“While Kubota does not offer electric or propane-powered excavators, our Tier 4 Kubota-Clean Diesel Solution (K-CDS) engines have been shown to produce significantly lower NOx emissions and less particulate matter,” says Rohrbacker. “Both particulate matter and NOx emissions are known to be harmful to not only the ozone [layer], but to the operator and anyone else close enough to inhale them.”

Tier 4 equipment does offer significant benefits. “The EPA Tier 4 machines have drastically improved diesel emissions, reducing the amount of NOx and particulate matter to the point that it is much safer to operate these new machines in indoor applications,” says Rohrbacker.
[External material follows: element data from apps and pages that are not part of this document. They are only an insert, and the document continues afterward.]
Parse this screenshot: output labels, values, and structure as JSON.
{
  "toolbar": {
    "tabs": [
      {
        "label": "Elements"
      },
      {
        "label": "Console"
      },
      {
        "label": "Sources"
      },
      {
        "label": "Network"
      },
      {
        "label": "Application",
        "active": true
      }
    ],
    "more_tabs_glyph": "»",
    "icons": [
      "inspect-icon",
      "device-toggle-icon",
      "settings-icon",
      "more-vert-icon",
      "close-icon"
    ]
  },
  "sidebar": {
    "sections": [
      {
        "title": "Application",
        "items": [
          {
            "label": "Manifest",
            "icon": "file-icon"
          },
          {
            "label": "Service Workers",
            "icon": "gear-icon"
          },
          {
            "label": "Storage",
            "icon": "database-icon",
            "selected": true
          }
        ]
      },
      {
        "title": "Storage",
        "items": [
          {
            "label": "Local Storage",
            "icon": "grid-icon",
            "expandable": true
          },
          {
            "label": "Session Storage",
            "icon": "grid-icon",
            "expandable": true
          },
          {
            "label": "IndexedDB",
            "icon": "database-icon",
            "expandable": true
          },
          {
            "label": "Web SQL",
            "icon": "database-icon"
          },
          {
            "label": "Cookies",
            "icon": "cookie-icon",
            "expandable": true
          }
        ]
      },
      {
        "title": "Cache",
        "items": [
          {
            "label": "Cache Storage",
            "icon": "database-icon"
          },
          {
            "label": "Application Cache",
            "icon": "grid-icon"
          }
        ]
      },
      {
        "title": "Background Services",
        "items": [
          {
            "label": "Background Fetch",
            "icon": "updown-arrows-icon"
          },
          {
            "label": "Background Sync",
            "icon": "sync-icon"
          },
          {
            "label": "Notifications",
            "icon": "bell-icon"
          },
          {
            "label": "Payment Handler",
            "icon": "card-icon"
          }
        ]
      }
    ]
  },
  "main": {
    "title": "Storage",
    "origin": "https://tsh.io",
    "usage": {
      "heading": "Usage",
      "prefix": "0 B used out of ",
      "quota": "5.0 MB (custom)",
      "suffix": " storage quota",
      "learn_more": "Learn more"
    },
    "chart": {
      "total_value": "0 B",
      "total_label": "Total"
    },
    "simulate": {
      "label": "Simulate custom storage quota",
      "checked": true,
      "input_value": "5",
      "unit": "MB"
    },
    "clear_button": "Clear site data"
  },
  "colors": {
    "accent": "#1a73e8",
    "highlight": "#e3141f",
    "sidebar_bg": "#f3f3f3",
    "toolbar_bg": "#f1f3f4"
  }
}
Diesel-powered excavators also provide a cost advantage in many applications. “A diesel mini-excavator is going to be more cost effective than using an electric unit as far as the rental rates, but only if electric or propane are not required power. IHI/Compact Excavator offers electric units suitable for all applications and needs,” says Aldridge.

If diesel-powered equipment is permitted, it may be wise to ensure adequate ventilation via the use of an air purifier/scrubber and possibly a CO2 detector. Air purifiers/scrubbers have become commonplace in the industry.

“IHI/Compact Excavator Sales has been offering air purifiers/scrubbers for many years for contractors doing indoor construction,” says Aldridge. “[We] introduced the first electric mini-excavator into the market in 2004 due to demand from the concrete sawing and drilling industry. Now, we have two different models of electric mini-excavators — the 9VXE (2,000-lb. unit) and 17 VXE (3,500-lb. unit).”

The 9VXE electric unit can be equipped with a single-phase 208- or 230-volt or three-phase 480-volt Baldor engine. The 17 VXE is powered by a three phase 480-volt, 15-hp Rueland motor. “The electric units come with 100 ft. of cord and can be plugged into a generator or hard wired in the building for use,” says Aldridge.

Takeuchi also displayed the TB117e electric-powered compact excavator at CONEXPO-CON/AGG 2011. Currently, this model is only available overseas.

Typically, electric units are used on jobsites that restrict anything but electric or propane. “In some cases, propane is not even allowed — for example, hospitals, grocery stores, power plant shutdowns, etc.,” says Aldridge. “It depends on what the OSHA restrictions are for the job.”

To address this, manufacturers are looking at solutions that combine diesel and electric power. “Our new Wacker Neuson 803 Dual Power 1-tonne excavator is specifically designed for interior applications and allows the machine to operate emissions-free while working indoors,” says Purcell. “This machine features both a standard diesel engine for exterior applications and uses an electrohydraulic pump to operate indoors. This machine is perfectly tailored to the needs of indoor applications, while still allowing the operator to use the standard diesel engine when working outdoors.” The excavator delivers the same performance regardless of the power source being used.

“Our dual power design allows the contractor or rental company to maximize the utility of the machine regardless of the application,” says Purcell. “It’s ideal for the current state of the market where most electric-only excavators sit unused a large percentage of the time.”

Although an important application, Steger advises looking beyond indoor use when acquiring an excavator. “If you are planning on purchasing, take a close look at the power of the machine, as well,” he says. “Compact excavators are excellent tool carriers for indoor applications. But if a contractor is making an investment, they will want to look for a more versatile machine that can work in other applications on the jobsite, as well.”